Investing in ifrastructure is costly, failing to do so will be even costlier
The electric grid is just one case in point. Take a look around at our roads, bridges and port facilities. (GW)
WASHINGTON — Wind could replace coal and natural gas for 20 to 30 percent of the electricity used in the eastern two-thirds of the United States by 2024, according to a study released Wednesday by the Energy Department.
But doing so would require a reorganization of the power grid and a significant increase in costs. And it would have only a modest impact on cutting emissions linked to global warming, the study found.
The Energy Department under President Obama has been a proponent of renewable energy, and the study tackles one of the biggest questions involving wind energy: How much can the power system use and still remain stable, given that the amount of electricity generated by wind turbines is as fickle as the breeze?
The answer, according to the study, is that heavy reliance on wind energy is “technically feasible” but will require significant expansion of the power grid.
That expansion would require spending about $93 billion in today’s dollars, according to David Corbus, a senior engineer at the National Renewable Energy Laboratory, which supervised the study. He said that sum, large as it is on its face, was “really, really small compared to other major costs” in the power system.
A bigger obstacle is how to overcome a political impasse over building power lines, and how to find, and finance, sites for 10 times more generating capacity. The study did not address those questions.
Adding wind gets progressively more difficult as the amount used rises because of wind’s intermittent nature and the need for back-up power generation, according to the study. Without a better grid, the system would often waste large amounts of wind power because at many times during the year, the power grid would not be able to handle the amount of power that wind turbines were putting out.

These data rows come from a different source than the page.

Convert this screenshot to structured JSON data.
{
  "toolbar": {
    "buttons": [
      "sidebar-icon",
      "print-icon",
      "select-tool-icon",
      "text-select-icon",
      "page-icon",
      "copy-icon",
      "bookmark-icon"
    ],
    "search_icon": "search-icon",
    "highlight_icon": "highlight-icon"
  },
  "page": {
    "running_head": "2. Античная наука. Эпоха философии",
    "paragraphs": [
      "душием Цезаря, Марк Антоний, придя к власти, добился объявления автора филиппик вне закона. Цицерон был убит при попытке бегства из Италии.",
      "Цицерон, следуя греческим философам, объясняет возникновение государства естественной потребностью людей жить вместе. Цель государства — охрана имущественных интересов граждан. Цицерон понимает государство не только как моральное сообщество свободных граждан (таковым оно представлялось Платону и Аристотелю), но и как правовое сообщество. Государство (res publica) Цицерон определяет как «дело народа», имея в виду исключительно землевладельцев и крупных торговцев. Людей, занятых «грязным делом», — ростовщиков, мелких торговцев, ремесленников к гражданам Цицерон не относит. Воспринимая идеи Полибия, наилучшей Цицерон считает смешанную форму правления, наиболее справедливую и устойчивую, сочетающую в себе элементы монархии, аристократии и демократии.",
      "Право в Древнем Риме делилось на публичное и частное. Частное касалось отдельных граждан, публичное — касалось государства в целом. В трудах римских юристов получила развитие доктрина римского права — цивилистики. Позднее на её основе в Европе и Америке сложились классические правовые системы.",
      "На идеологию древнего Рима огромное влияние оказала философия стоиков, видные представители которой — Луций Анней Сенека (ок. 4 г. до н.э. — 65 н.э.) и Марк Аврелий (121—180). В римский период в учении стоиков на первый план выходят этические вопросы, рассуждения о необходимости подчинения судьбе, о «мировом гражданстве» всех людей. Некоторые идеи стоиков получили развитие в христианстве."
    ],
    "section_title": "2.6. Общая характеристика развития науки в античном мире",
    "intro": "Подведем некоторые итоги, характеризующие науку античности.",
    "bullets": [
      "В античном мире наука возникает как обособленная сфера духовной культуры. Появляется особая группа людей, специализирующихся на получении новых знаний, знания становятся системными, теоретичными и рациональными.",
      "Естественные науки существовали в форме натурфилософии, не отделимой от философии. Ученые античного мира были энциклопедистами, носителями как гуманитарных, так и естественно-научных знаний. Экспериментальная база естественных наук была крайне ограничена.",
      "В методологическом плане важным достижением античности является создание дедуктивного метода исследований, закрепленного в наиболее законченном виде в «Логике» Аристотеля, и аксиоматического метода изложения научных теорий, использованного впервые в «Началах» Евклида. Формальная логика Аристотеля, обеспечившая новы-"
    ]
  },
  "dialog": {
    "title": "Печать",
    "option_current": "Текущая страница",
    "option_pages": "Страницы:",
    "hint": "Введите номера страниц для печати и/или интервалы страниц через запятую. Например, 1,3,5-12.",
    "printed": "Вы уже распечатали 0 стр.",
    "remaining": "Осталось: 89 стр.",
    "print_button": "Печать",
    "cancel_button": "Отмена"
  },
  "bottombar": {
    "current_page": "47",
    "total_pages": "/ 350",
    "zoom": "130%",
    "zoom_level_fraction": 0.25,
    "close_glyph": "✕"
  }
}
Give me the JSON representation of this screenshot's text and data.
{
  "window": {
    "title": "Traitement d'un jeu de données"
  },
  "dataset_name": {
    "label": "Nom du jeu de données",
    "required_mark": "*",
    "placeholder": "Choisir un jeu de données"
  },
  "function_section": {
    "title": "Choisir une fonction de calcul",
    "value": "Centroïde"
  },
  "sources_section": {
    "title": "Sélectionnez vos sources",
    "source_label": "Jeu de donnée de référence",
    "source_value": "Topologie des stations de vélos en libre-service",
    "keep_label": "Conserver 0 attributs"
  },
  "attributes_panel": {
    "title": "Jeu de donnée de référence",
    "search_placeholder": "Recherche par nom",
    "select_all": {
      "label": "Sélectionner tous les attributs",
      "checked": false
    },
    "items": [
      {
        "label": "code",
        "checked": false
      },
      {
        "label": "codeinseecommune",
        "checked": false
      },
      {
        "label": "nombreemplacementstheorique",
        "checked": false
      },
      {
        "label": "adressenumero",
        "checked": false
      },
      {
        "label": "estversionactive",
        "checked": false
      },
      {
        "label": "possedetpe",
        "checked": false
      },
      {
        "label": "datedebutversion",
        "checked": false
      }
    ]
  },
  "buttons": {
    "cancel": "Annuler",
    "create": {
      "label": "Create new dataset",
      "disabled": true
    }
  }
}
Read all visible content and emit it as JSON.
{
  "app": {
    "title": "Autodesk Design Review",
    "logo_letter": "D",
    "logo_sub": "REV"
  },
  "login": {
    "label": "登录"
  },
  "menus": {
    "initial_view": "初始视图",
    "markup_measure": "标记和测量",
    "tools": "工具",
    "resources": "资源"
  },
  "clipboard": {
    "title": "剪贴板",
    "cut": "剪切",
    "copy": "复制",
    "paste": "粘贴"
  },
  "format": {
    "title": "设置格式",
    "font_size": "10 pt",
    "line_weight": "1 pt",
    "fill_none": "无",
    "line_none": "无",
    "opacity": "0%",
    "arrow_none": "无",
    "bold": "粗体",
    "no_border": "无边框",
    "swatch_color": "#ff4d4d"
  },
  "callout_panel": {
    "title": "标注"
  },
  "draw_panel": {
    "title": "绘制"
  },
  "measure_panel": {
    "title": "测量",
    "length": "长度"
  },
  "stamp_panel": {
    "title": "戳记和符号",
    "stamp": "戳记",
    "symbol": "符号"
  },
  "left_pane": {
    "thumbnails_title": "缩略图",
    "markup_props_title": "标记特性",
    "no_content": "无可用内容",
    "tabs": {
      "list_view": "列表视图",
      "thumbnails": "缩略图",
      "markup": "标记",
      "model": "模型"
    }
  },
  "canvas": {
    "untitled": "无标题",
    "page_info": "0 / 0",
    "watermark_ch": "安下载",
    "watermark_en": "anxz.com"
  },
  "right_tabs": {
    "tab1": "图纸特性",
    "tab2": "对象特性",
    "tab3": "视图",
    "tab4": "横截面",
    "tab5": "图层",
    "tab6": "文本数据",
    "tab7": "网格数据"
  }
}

But the amount of wasted wind energy, and the amount of backup needed, would decline as grid connections got better, the study said. A better grid, Mr. Corbus said, would also lead to fewer blackouts.
The conclusions are hypothetical, because almost all planning for power lines in North America is based on local considerations, not those half a continent away. Critical to enlarging the use of renewable energy, according to the study, is a better planning approach that takes account of the whole country’s needs.
The study covers the Eastern Interconnection, which delivers electricity to about 70 percent of the United States population. It covers North America from Halifax to New Orleans, and from Miami to Fargo, N.D. A parallel study for west of the Rockies is under way; the third North American grid covers most of Texas, which is already heavily dependent on wind.
While it is based on engineering, the study wades into a dispute between grid operators and energy producers in the Great Plains and those in the East, especially New York and New England.
Midwestern companies want to blanket parts of the Great Plains with windmills. They argue that the region could produce about 25 percent more power than comparable sites in the East because of stronger winds.
But the Eastern interests say that they can build turbines offshore, where wind is steady and predictable and distances to big cities are short. The governors of 10 eastern states entered the argument on May 4, 2009, sending a letter to Congress asking that no special provisions be made to build additional power lines to bring Midwestern energy to the East, because that would preclude wind farm development in their states.
The new study, conducted by the EnerNex Corporation, of Knoxville, Tenn., is the first major effort to compare those assertions. It found that in the “reference” case, with new windmills being built to satisfy state-by-state requirements for renewable energy, total yearly electricity costs in the Eastern Interconnection would be about $125 billion (in today’s dollars) in 2024. That would bring wind’s share to about 6 percent of electricity. Building windmills in the Midwest to get to 20 percent, with matching transmission lines, would raise that to about $140 billion, and building offshore would bring costs of about $150 billion.
Thomas Rumsey, a spokesman for the New York Independent System Operator, the grid operator, said that building a better transmission system to the West would be a pathway for bringing in more coal energy, as well as wind energy. New York, he said, would focus on better connections to Quebec, which has hydroelectric power and the potential for significant wind generation.
Regardless of where the windmills are built, the projected global warming benefits are modest: a drop of about 4.5 percent in emissions, at best. If no additional wind machines are built, carbon emissions will rise.